Women entrepreneurs trying to raise venture capital often find themselves pitching to rooms full of men. That alone can be intimidating. Trying to sell them on a women’s health product can be especially difficult, as Surbhi Sarna, founder and chief executive of nVision Medical, found out. She’s developing medical devices to improve the diagnosis of infertility and ovarian cancer. The U.C. Berkeley-trained engineer is trying to replace a century-old X-ray procedure that involves pressurizing a patient’s uterus to find blockages in the fallopian tubes that can cause infertility. NVision Medical recently raised $4.5 million from investors, including members of the Astia Angel network, which invests in high-growth, women-led ventures. Sarna told me about the challenges of raising capital. Here are edited excerpts.
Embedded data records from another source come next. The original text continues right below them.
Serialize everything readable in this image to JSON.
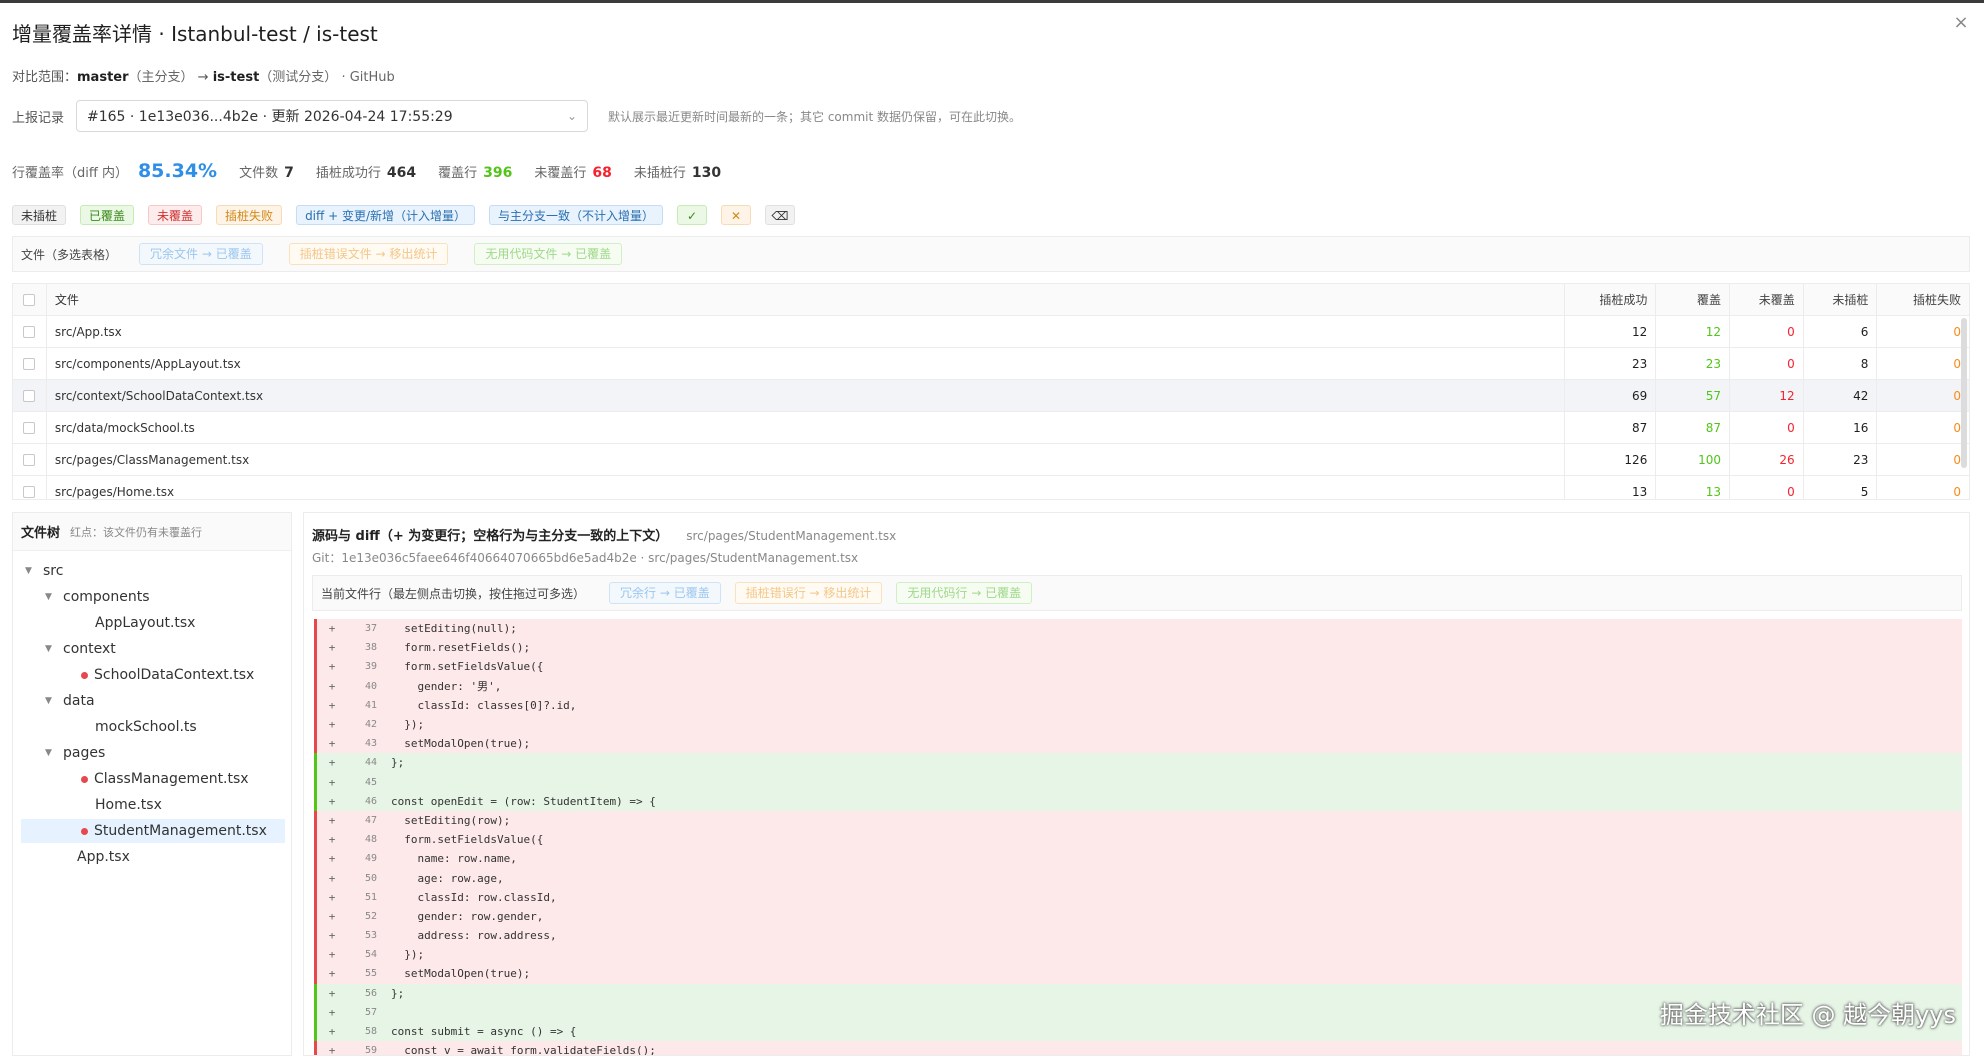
{
  "title": "增量覆盖率详情 · Istanbul-test / is-test",
  "range": {
    "label": "对比范围：",
    "base_branch": "master",
    "base_note": "（主分支）",
    "arrow": "→",
    "target_branch": "is-test",
    "target_note": "（测试分支）",
    "source": "· GitHub"
  },
  "report": {
    "label": "上报记录",
    "selected": "#165 · 1e13e036...4b2e · 更新 2026-04-24 17:55:29",
    "hint": "默认展示最近更新时间最新的一条；其它 commit 数据仍保留，可在此切换。"
  },
  "stats": {
    "coverage_label": "行覆盖率（diff 内）",
    "coverage_value": "85.34%",
    "files_label": "文件数",
    "files_value": "7",
    "instrumented_label": "插桩成功行",
    "instrumented_value": "464",
    "covered_label": "覆盖行",
    "covered_value": "396",
    "uncovered_label": "未覆盖行",
    "uncovered_value": "68",
    "not_instrumented_label": "未插桩行",
    "not_instrumented_value": "130"
  },
  "legend": {
    "not_instrumented": "未插桩",
    "covered": "已覆盖",
    "uncovered": "未覆盖",
    "failed": "插桩失败",
    "diff_changed": "diff + 变更/新增（计入增量）",
    "same_as_main": "与主分支一致（不计入增量）",
    "icon_check": "✓",
    "icon_x": "✕",
    "icon_clear": "⌫"
  },
  "filebar": {
    "label": "文件（多选表格）",
    "btn_redundant": "冗余文件 → 已覆盖",
    "btn_error": "插桩错误文件 → 移出统计",
    "btn_dead": "无用代码文件 → 已覆盖"
  },
  "table": {
    "headers": {
      "file": "文件",
      "instrumented": "插桩成功",
      "covered": "覆盖",
      "uncovered": "未覆盖",
      "not_instrumented": "未插桩",
      "failed": "插桩失败"
    },
    "rows": [
      {
        "file": "src/App.tsx",
        "instrumented": "12",
        "covered": "12",
        "uncovered": "0",
        "not_instrumented": "6",
        "failed": "0"
      },
      {
        "file": "src/components/AppLayout.tsx",
        "instrumented": "23",
        "covered": "23",
        "uncovered": "0",
        "not_instrumented": "8",
        "failed": "0"
      },
      {
        "file": "src/context/SchoolDataContext.tsx",
        "instrumented": "69",
        "covered": "57",
        "uncovered": "12",
        "not_instrumented": "42",
        "failed": "0"
      },
      {
        "file": "src/data/mockSchool.ts",
        "instrumented": "87",
        "covered": "87",
        "uncovered": "0",
        "not_instrumented": "16",
        "failed": "0"
      },
      {
        "file": "src/pages/ClassManagement.tsx",
        "instrumented": "126",
        "covered": "100",
        "uncovered": "26",
        "not_instrumented": "23",
        "failed": "0"
      },
      {
        "file": "src/pages/Home.tsx",
        "instrumented": "13",
        "covered": "13",
        "uncovered": "0",
        "not_instrumented": "5",
        "failed": "0"
      }
    ]
  },
  "tree": {
    "title": "文件树",
    "hint": "红点：该文件仍有未覆盖行",
    "nodes": [
      {
        "label": "src"
      },
      {
        "label": "components"
      },
      {
        "label": "AppLayout.tsx"
      },
      {
        "label": "context"
      },
      {
        "label": "SchoolDataContext.tsx"
      },
      {
        "label": "data"
      },
      {
        "label": "mockSchool.ts"
      },
      {
        "label": "pages"
      },
      {
        "label": "ClassManagement.tsx"
      },
      {
        "label": "Home.tsx"
      },
      {
        "label": "StudentManagement.tsx"
      },
      {
        "label": "App.tsx"
      }
    ]
  },
  "diff": {
    "title": "源码与 diff（+ 为变更行；空格行为与主分支一致的上下文）",
    "path": "src/pages/StudentManagement.tsx",
    "git": "Git：1e13e036c5faee646f40664070665bd6e5ad4b2e · src/pages/StudentManagement.tsx",
    "bar_label": "当前文件行（最左侧点击切换，按住拖过可多选）",
    "btn_redundant": "冗余行 → 已覆盖",
    "btn_error": "插桩错误行 → 移出统计",
    "btn_dead": "无用代码行 → 已覆盖",
    "lines": [
      {
        "mark": "+",
        "num": "37",
        "code": "  setEditing(null);"
      },
      {
        "mark": "+",
        "num": "38",
        "code": "  form.resetFields();"
      },
      {
        "mark": "+",
        "num": "39",
        "code": "  form.setFieldsValue({"
      },
      {
        "mark": "+",
        "num": "40",
        "code": "    gender: '男',"
      },
      {
        "mark": "+",
        "num": "41",
        "code": "    classId: classes[0]?.id,"
      },
      {
        "mark": "+",
        "num": "42",
        "code": "  });"
      },
      {
        "mark": "+",
        "num": "43",
        "code": "  setModalOpen(true);"
      },
      {
        "mark": "+",
        "num": "44",
        "code": "};"
      },
      {
        "mark": "+",
        "num": "45",
        "code": ""
      },
      {
        "mark": "+",
        "num": "46",
        "code": "const openEdit = (row: StudentItem) => {"
      },
      {
        "mark": "+",
        "num": "47",
        "code": "  setEditing(row);"
      },
      {
        "mark": "+",
        "num": "48",
        "code": "  form.setFieldsValue({"
      },
      {
        "mark": "+",
        "num": "49",
        "code": "    name: row.name,"
      },
      {
        "mark": "+",
        "num": "50",
        "code": "    age: row.age,"
      },
      {
        "mark": "+",
        "num": "51",
        "code": "    classId: row.classId,"
      },
      {
        "mark": "+",
        "num": "52",
        "code": "    gender: row.gender,"
      },
      {
        "mark": "+",
        "num": "53",
        "code": "    address: row.address,"
      },
      {
        "mark": "+",
        "num": "54",
        "code": "  });"
      },
      {
        "mark": "+",
        "num": "55",
        "code": "  setModalOpen(true);"
      },
      {
        "mark": "+",
        "num": "56",
        "code": "};"
      },
      {
        "mark": "+",
        "num": "57",
        "code": ""
      },
      {
        "mark": "+",
        "num": "58",
        "code": "const submit = async () => {"
      },
      {
        "mark": "+",
        "num": "59",
        "code": "  const v = await form.validateFields();"
      }
    ]
  },
  "watermark": "掘金技术社区 @ 越今朝yys",
  "colors": {
    "accent": "#2f8fe6",
    "covered": "#52c41a",
    "uncovered": "#f5222d",
    "uncovered_bg": "#fde8ea",
    "covered_bg": "#e6f5e6"
  }
}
People like to invest in what they can readily relate to. On occasion, I could tell, this person’s having a lot of trouble relating to this concept: Why pressurizing the uterus entirely would be incredibly painful for the patient.
With Astia, there was no issue about that. The first time I presented, there were several women in the room who had gone through the procedure I was trying to replace. There was sort of that automatic comfort and understanding with them, which I really appreciated and usually have to work very, very hard to get. Everybody in the room was like, “Oh, God that’s horrible. That really needs replacing.”
Whereas sometimes, an all-male partnership at some VC fund would come back and say, “We’re all really interested, and we all like this concept, and we’re sure you’ll do well. But we can’t find a champion.”
I kind of understand. I don’t really hold it against them. What guy wants to walk into another room full of guys and say the word “vagina” and “fallopian tubes” 15 times while explaining a product? It’s a little bit outside their comfort zone.
When there are women at these VC funds, or they’re investors themselves, it’s just a lot easier. On the other hand, I pitched in front of the Berkeley angel network. You pitch in front of this room of 50 or 70 angels. There were a few women there, mostly men, per usual. We had 20 investors interested. What was really interesting to me is that they were all men.
When I first pitched the company, I would say, “And you place the device through the vagina and through the uterus and then into the fallopian tubes.” I noticed the change in body language. A big part of pitching is reading people’s body language. It was just shift, like a readjustment in the way they were sitting.
So I stopped saying that. I stopped describing how the device is used when I pitched. If they didn’t ask, you can kind of infer. It’s an endoscope. I’m not making any incisions.
I was asked to give a talk at Harvard Business School about starting a company and raising money. One of my slides is about being aware of your audience. That slide starts out being completely blank and then comes up with the word, one word in all caps, taking up the entire screen, which is “vagina.” Because that’s a lesson I’d like to teach other entrepreneurs: Be really aware of what reactions you’re going to get from your audience. I use the word transvaginal. I say, if they ask, “this product requires transvaginal access.”
I learned my lesson, sort of. I was speaking one on one with this venture capitalist, and he asked me, “How did you get interested in this?” I said, “Oh, I had ovarian cysts.” And you know he responded with, “Yeah, on one of my testicles, there’s this cyst.” And then all of a sudden it’s my body language that changed.
That’s when I realized, OK, this has nothing to do necessarily … with blatant sexism or something. It just has to do with comfort level. Maybe if you were a male entrepreneur pitching a testicular device to a room full of women, there might be some sort of odd reaction when you bring up a photo.